When 19th-century British explorers first discovered the tombs of the ancient Egyptians, the folks back home in England were captivated. Stories abounded in the popular press about cursed mummies, haunted crypts and ancient gods whose wrath followed the despoilers home and hounded them to an early grave.
Newspapers ran breathless accounts of how the returning heroes, their families and their fortunes were cursed forever by the vengeful spirits of that far-off land. Sudden illness, thwarted love and ruined finances were thought to follow in the wake of the Egyptian explorer, and spines tingled to hear the tales of bad luck and supernatural misfortune carried home from the East.
The archaeologists rolled their eyes and went about their business, but the public ate it up.
Literally, in some cases. The heady aromas and spices of the Middle East were suddenly in very high demand. Exotic flavors from the mysterious region were in vogue, just like the tales of high drama and daring adventure that accompanied them.
The truth was usually a fair bit more pedestrian. Though no less tasty.
Ancient Egyptians ate well. Even the poorest workers had access to plenty of bread, beer and a certain amount of fish and game when times were flush. You could even indulge your sweet tooth—if you could save up enough money every now and then for some precious honey or ground-up dates.
Egypt sat right on the crossroads of the ancient spice road. Its population would have had access to spices from the East like cumin, coriander and cinnamon. Pepper would be a much later arrival, most likely with the Greeks, but salt was available and used as a preservative—even in the dry air that left meat considerably less exposed to rapid decay than it would be in Europe.
Coriander was prized as an aphrodisiac. There’s evidence that coriander seeds were planted in tombs as early as the 21st dynasty (around 1000 B.C.) as a symbol of eternal love and enduring passion. Cumin was also regarded as a sign of faithfulness, and cumin seeds were sometimes carried in pockets by soldiers and merchants as a memory of those waiting for them back home. They were also thought to settle the stomach and aid in digestion.
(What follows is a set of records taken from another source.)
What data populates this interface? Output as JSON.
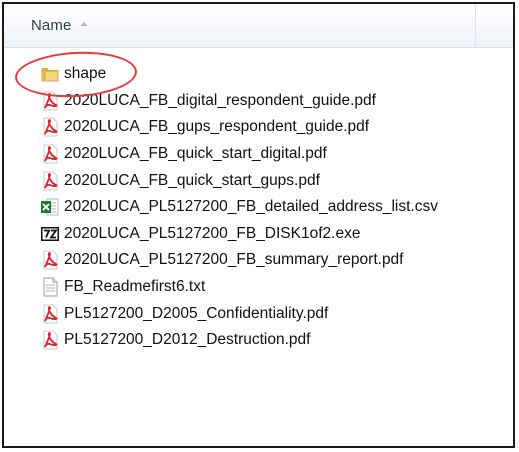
{
  "header": {
    "name_label": "Name"
  },
  "files": [
    {
      "name": "shape",
      "icon": "folder-icon"
    },
    {
      "name": "2020LUCA_FB_digital_respondent_guide.pdf",
      "icon": "pdf-icon"
    },
    {
      "name": "2020LUCA_FB_gups_respondent_guide.pdf",
      "icon": "pdf-icon"
    },
    {
      "name": "2020LUCA_FB_quick_start_digital.pdf",
      "icon": "pdf-icon"
    },
    {
      "name": "2020LUCA_FB_quick_start_gups.pdf",
      "icon": "pdf-icon"
    },
    {
      "name": "2020LUCA_PL5127200_FB_detailed_address_list.csv",
      "icon": "excel-csv-icon"
    },
    {
      "name": "2020LUCA_PL5127200_FB_DISK1of2.exe",
      "icon": "7zip-icon"
    },
    {
      "name": "2020LUCA_PL5127200_FB_summary_report.pdf",
      "icon": "pdf-icon"
    },
    {
      "name": "FB_Readmefirst6.txt",
      "icon": "text-file-icon"
    },
    {
      "name": "PL5127200_D2005_Confidentiality.pdf",
      "icon": "pdf-icon"
    },
    {
      "name": "PL5127200_D2012_Destruction.pdf",
      "icon": "pdf-icon"
    }
  ],
  "colors": {
    "highlight_ring": "#e8383d",
    "pdf_red": "#d9232e",
    "folder_yellow": "#e9c35a",
    "excel_green": "#1f7a3a"
  }
}
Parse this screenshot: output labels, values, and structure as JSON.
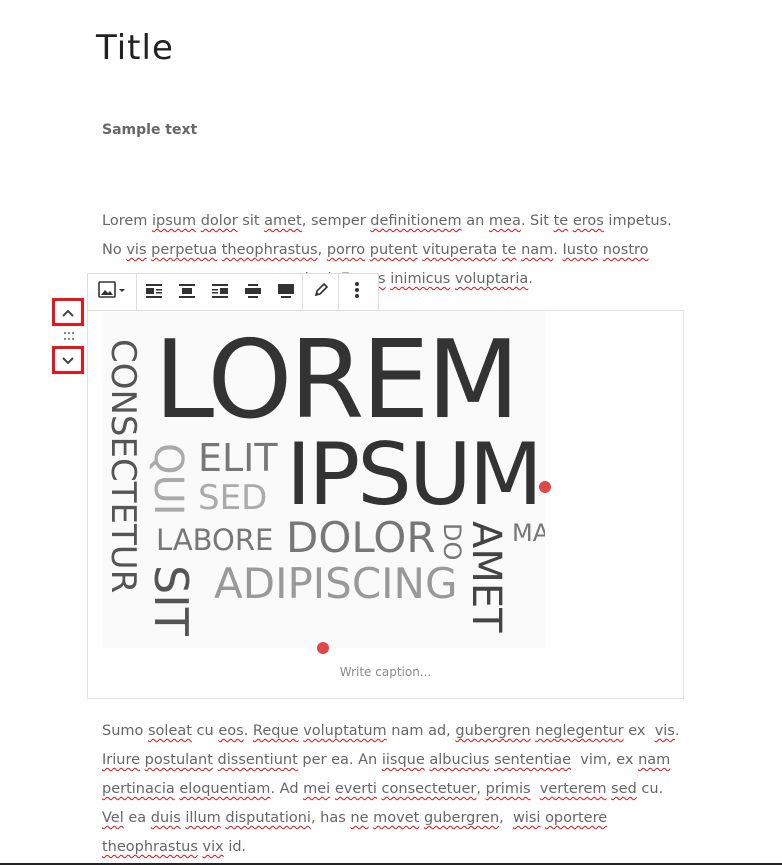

Cinnamon, meanwhile, was considerably more expensive than cumin and coriander, and was therefore less readily available to the common laborer of ancient Egypt. Often used in the embalming process, it is in fact a powerful antimicrobial agent, which means it can help prevent the spoilage of meat. When available, it would be used very sparingly, mixed in with other spices so that its flavor and effectiveness would be enhanced.
A mixture of these three spices— along with toasted nuts, salt and garlic—was used to sweeten the coarse bread of daily life in ancient Egypt. That tradition lives on today in dukkah, a popular spice blend that modern Egyptians enjoy just as their ancestors did thousands of years ago. Follow the recipe below to bring a taste of ancient Egypt into your own kitchen. It can be used as a condiment for roasted meat, as a topping for hummus or as a dip for good, crusty bread.
Start to finish: 30 minutes
1 cup whole shelled hazelnuts
1 cup whole shelled almonds
1 tablespoon whole coriander seeds
1 tablespoon whole cumin seeds
1/4 cup whole sesame seeds
1/4 teaspoon salt
Preheat oven to 400 degrees. Spread hazelnuts and almonds in a single layer on separate baking sheets and roast for about 10 minutes, shaking the pans every few minutes to prevent scorching. Be especially careful of the nuts in the corners and at the edges, as these will get hot faster. Take the almonds out a minute or two before the hazelnuts, as these are more prone to overheating and turning bitter. Allow nuts to cool completely.
Toast coriander, cumin and sesame seeds in a skillet over high heat for about 3 minutes, stirring constantly. Remove from heat, transfer to a plate and allow to cool completely.
When ingredients have cooled, transfer to a spice grinder or food processor. Add the salt. Pulse all ingredients together until roughly the size of breadcrumbs. Don’t over-process the mixture—you should stop when it’s still dry and coarse.
Serve with bread and good olive oil. Dip bread first into oil, then the dukkah. Can also be used as a dry marinade for meat, or as a topping for hummus.